Output each record below exactly. No images go in the copy.
Top of DATASET RECORDS
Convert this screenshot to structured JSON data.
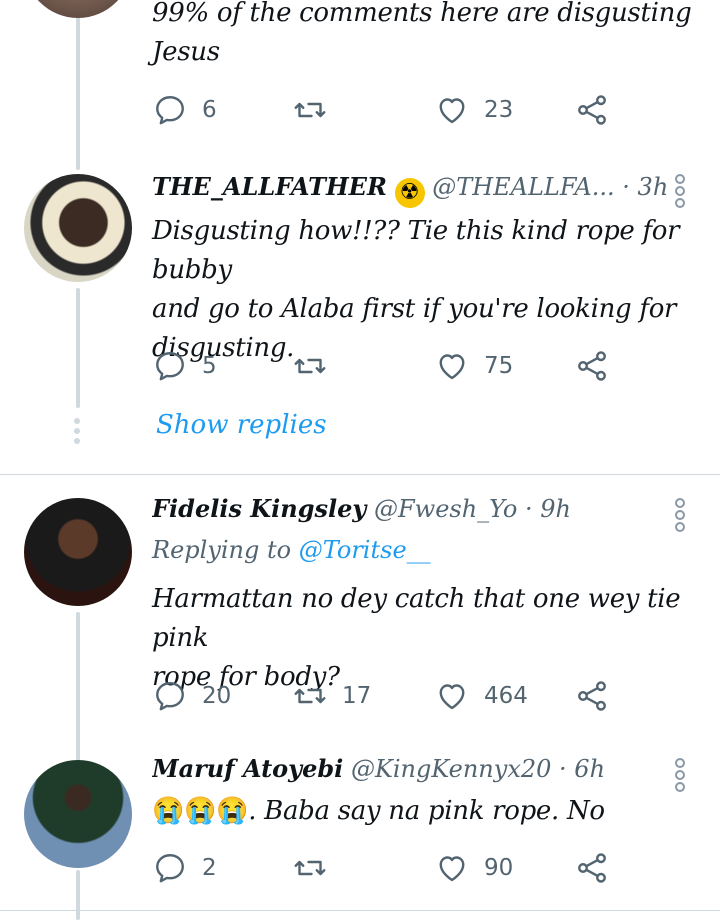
{
  "tweet0": {
    "lines": [
      "99% of the comments here are disgusting",
      "Jesus"
    ],
    "replies": "6",
    "retweets": "",
    "likes": "23"
  },
  "tweet1": {
    "name": "THE_ALLFATHER",
    "name_emoji": "☢",
    "handle": "@THEALLFA...",
    "time": "· 3h",
    "lines": [
      "Disgusting how!!?? Tie this kind rope for bubby",
      "and go to Alaba first if you're looking for",
      "disgusting."
    ],
    "replies": "5",
    "retweets": "",
    "likes": "75",
    "show_replies": "Show replies"
  },
  "tweet2": {
    "name": "Fidelis Kingsley",
    "handle": "@Fwesh_Yo",
    "time": "· 9h",
    "replying_prefix": "Replying to",
    "replying_to": "@Toritse__",
    "lines": [
      "Harmattan no dey catch that one wey tie pink",
      "rope for body?"
    ],
    "replies": "20",
    "retweets": "17",
    "likes": "464"
  },
  "tweet3": {
    "name": "Maruf Atoyebi",
    "handle": "@KingKennyx20",
    "time": "· 6h",
    "emojis": "😭😭😭",
    "text": ". Baba say na pink rope. No",
    "replies": "2",
    "retweets": "",
    "likes": "90"
  },
  "colors": {
    "accent": "#1d9bf0",
    "muted": "#536471",
    "line": "#cfd9de"
  },
  "icons": [
    "reply-icon",
    "retweet-icon",
    "like-icon",
    "share-icon",
    "more-icon",
    "radioactive-icon"
  ]
}
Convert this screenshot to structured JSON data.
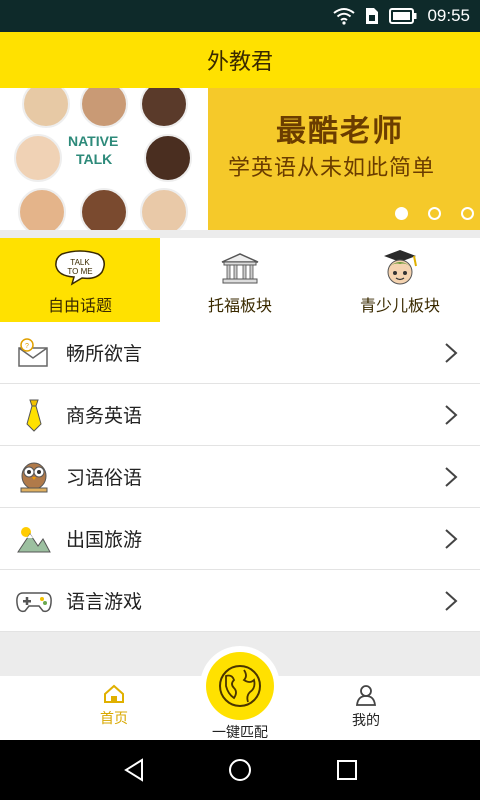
{
  "status": {
    "time": "09:55"
  },
  "header": {
    "title": "外教君"
  },
  "banner": {
    "title": "最酷老师",
    "subtitle": "学英语从未如此简单",
    "badge_line1": "NATIVE",
    "badge_line2": "TALK",
    "speech_line1": "TALK",
    "speech_line2": "TO ME"
  },
  "tabs": [
    {
      "label": "自由话题"
    },
    {
      "label": "托福板块"
    },
    {
      "label": "青少儿板块"
    }
  ],
  "list": [
    {
      "label": "畅所欲言",
      "icon": "mail-chat-icon"
    },
    {
      "label": "商务英语",
      "icon": "tie-icon"
    },
    {
      "label": "习语俗语",
      "icon": "owl-icon"
    },
    {
      "label": "出国旅游",
      "icon": "mountain-icon"
    },
    {
      "label": "语言游戏",
      "icon": "gamepad-icon"
    }
  ],
  "bottom_nav": {
    "home": "首页",
    "match": "一键匹配",
    "mine": "我的"
  },
  "colors": {
    "accent": "#ffe100",
    "active_text": "#d9a800"
  }
}
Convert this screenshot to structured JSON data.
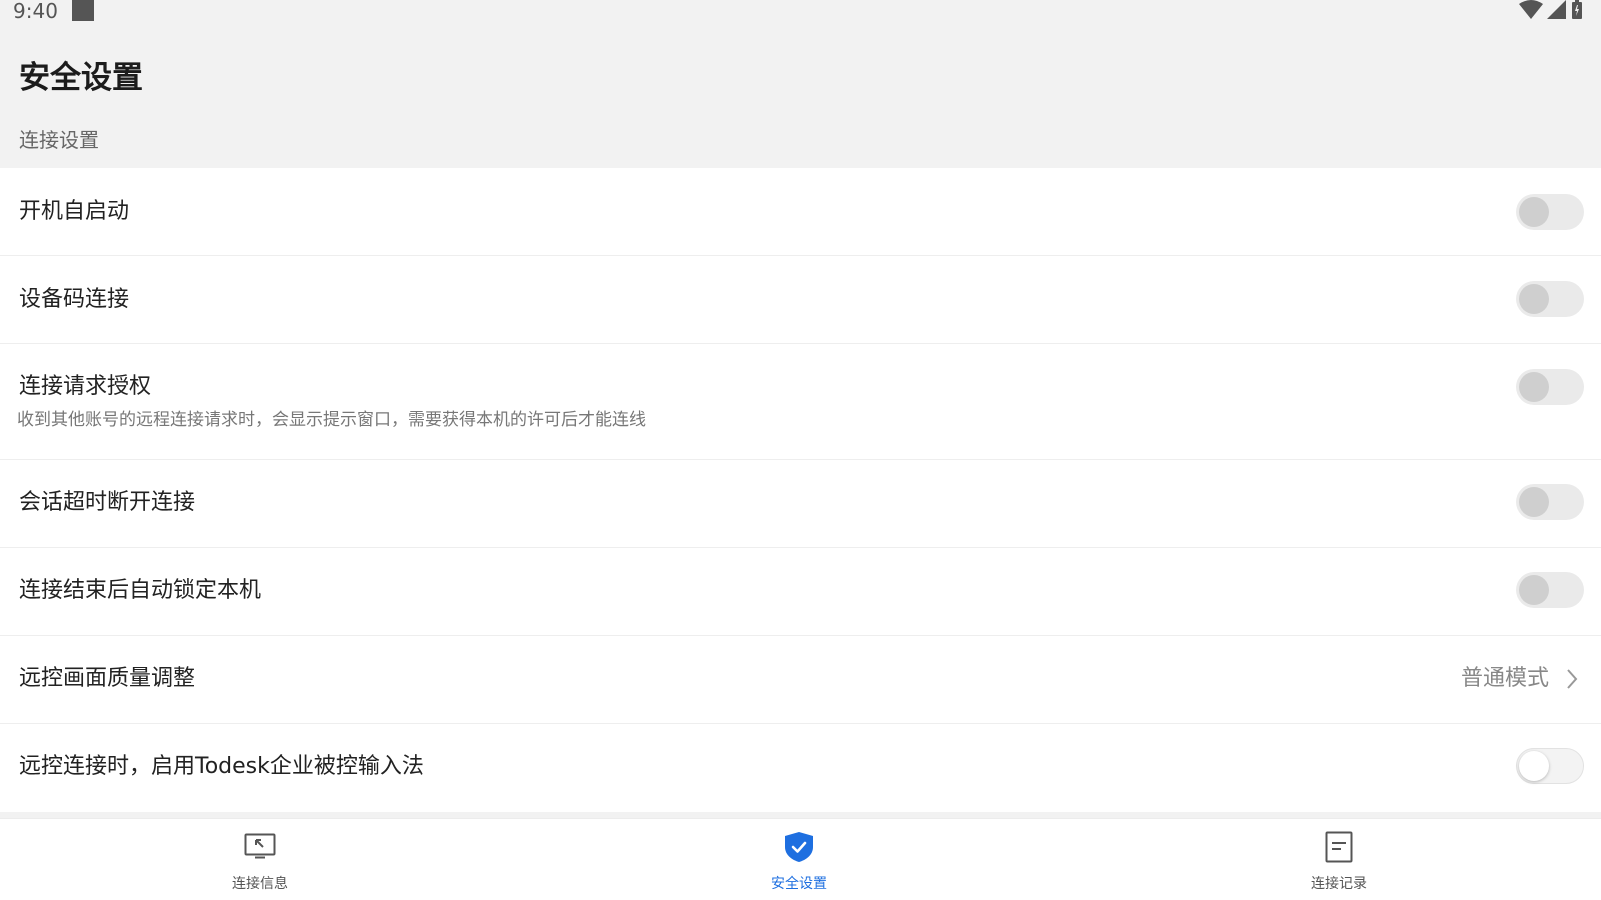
{
  "status_bar": {
    "time": "9:40"
  },
  "page_title": "安全设置",
  "section_label": "连接设置",
  "settings": [
    {
      "label": "开机自启动",
      "type": "toggle",
      "on": false
    },
    {
      "label": "设备码连接",
      "type": "toggle",
      "on": false
    },
    {
      "label": "连接请求授权",
      "description": "收到其他账号的远程连接请求时，会显示提示窗口，需要获得本机的许可后才能连线",
      "type": "toggle",
      "on": false
    },
    {
      "label": "会话超时断开连接",
      "type": "toggle",
      "on": false
    },
    {
      "label": "连接结束后自动锁定本机",
      "type": "toggle",
      "on": false
    },
    {
      "label": "远控画面质量调整",
      "type": "select",
      "value": "普通模式"
    },
    {
      "label": "远控连接时，启用Todesk企业被控输入法",
      "type": "toggle",
      "on": false
    }
  ],
  "bottom_nav": [
    {
      "label": "连接信息",
      "icon": "monitor-icon",
      "active": false
    },
    {
      "label": "安全设置",
      "icon": "shield-icon",
      "active": true
    },
    {
      "label": "连接记录",
      "icon": "document-icon",
      "active": false
    }
  ],
  "colors": {
    "accent": "#1e6fe0",
    "page_background": "#f2f2f2",
    "card_background": "#ffffff"
  }
}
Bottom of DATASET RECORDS
▶ FINAL ANSWER
Convert this screenshot to structured JSON data.
{
  "tweet0": {
    "lines": [
      "99% of the comments here are disgusting",
      "Jesus"
    ],
    "replies": "6",
    "retweets": "",
    "likes": "23"
  },
  "tweet1": {
    "name": "THE_ALLFATHER",
    "name_emoji": "☢",
    "handle": "@THEALLFA...",
    "time": "· 3h",
    "lines": [
      "Disgusting how!!?? Tie this kind rope for bubby",
      "and go to Alaba first if you're looking for",
      "disgusting."
    ],
    "replies": "5",
    "retweets": "",
    "likes": "75",
    "show_replies": "Show replies"
  },
  "tweet2": {
    "name": "Fidelis Kingsley",
    "handle": "@Fwesh_Yo",
    "time": "· 9h",
    "replying_prefix": "Replying to",
    "replying_to": "@Toritse__",
    "lines": [
      "Harmattan no dey catch that one wey tie pink",
      "rope for body?"
    ],
    "replies": "20",
    "retweets": "17",
    "likes": "464"
  },
  "tweet3": {
    "name": "Maruf Atoyebi",
    "handle": "@KingKennyx20",
    "time": "· 6h",
    "emojis": "😭😭😭",
    "text": ". Baba say na pink rope. No",
    "replies": "2",
    "retweets": "",
    "likes": "90"
  },
  "colors": {
    "accent": "#1d9bf0",
    "muted": "#536471",
    "line": "#cfd9de"
  },
  "icons": [
    "reply-icon",
    "retweet-icon",
    "like-icon",
    "share-icon",
    "more-icon",
    "radioactive-icon"
  ]
}
Convert this screenshot to structured JSON data.
{
  "status": {
    "time": "09:55"
  },
  "header": {
    "title": "外教君"
  },
  "banner": {
    "title": "最酷老师",
    "subtitle": "学英语从未如此简单",
    "badge_line1": "NATIVE",
    "badge_line2": "TALK",
    "speech_line1": "TALK",
    "speech_line2": "TO ME"
  },
  "tabs": [
    {
      "label": "自由话题"
    },
    {
      "label": "托福板块"
    },
    {
      "label": "青少儿板块"
    }
  ],
  "list": [
    {
      "label": "畅所欲言",
      "icon": "mail-chat-icon"
    },
    {
      "label": "商务英语",
      "icon": "tie-icon"
    },
    {
      "label": "习语俗语",
      "icon": "owl-icon"
    },
    {
      "label": "出国旅游",
      "icon": "mountain-icon"
    },
    {
      "label": "语言游戏",
      "icon": "gamepad-icon"
    }
  ],
  "bottom_nav": {
    "home": "首页",
    "match": "一键匹配",
    "mine": "我的"
  },
  "colors": {
    "accent": "#ffe100",
    "active_text": "#d9a800"
  }
}
Convert this screenshot to structured JSON data.
{
  "status_bar": {
    "time": "9:40"
  },
  "page_title": "安全设置",
  "section_label": "连接设置",
  "settings": [
    {
      "label": "开机自启动",
      "type": "toggle",
      "on": false
    },
    {
      "label": "设备码连接",
      "type": "toggle",
      "on": false
    },
    {
      "label": "连接请求授权",
      "description": "收到其他账号的远程连接请求时，会显示提示窗口，需要获得本机的许可后才能连线",
      "type": "toggle",
      "on": false
    },
    {
      "label": "会话超时断开连接",
      "type": "toggle",
      "on": false
    },
    {
      "label": "连接结束后自动锁定本机",
      "type": "toggle",
      "on": false
    },
    {
      "label": "远控画面质量调整",
      "type": "select",
      "value": "普通模式"
    },
    {
      "label": "远控连接时，启用Todesk企业被控输入法",
      "type": "toggle",
      "on": false
    }
  ],
  "bottom_nav": [
    {
      "label": "连接信息",
      "icon": "monitor-icon",
      "active": false
    },
    {
      "label": "安全设置",
      "icon": "shield-icon",
      "active": true
    },
    {
      "label": "连接记录",
      "icon": "document-icon",
      "active": false
    }
  ],
  "colors": {
    "accent": "#1e6fe0",
    "page_background": "#f2f2f2",
    "card_background": "#ffffff"
  }
}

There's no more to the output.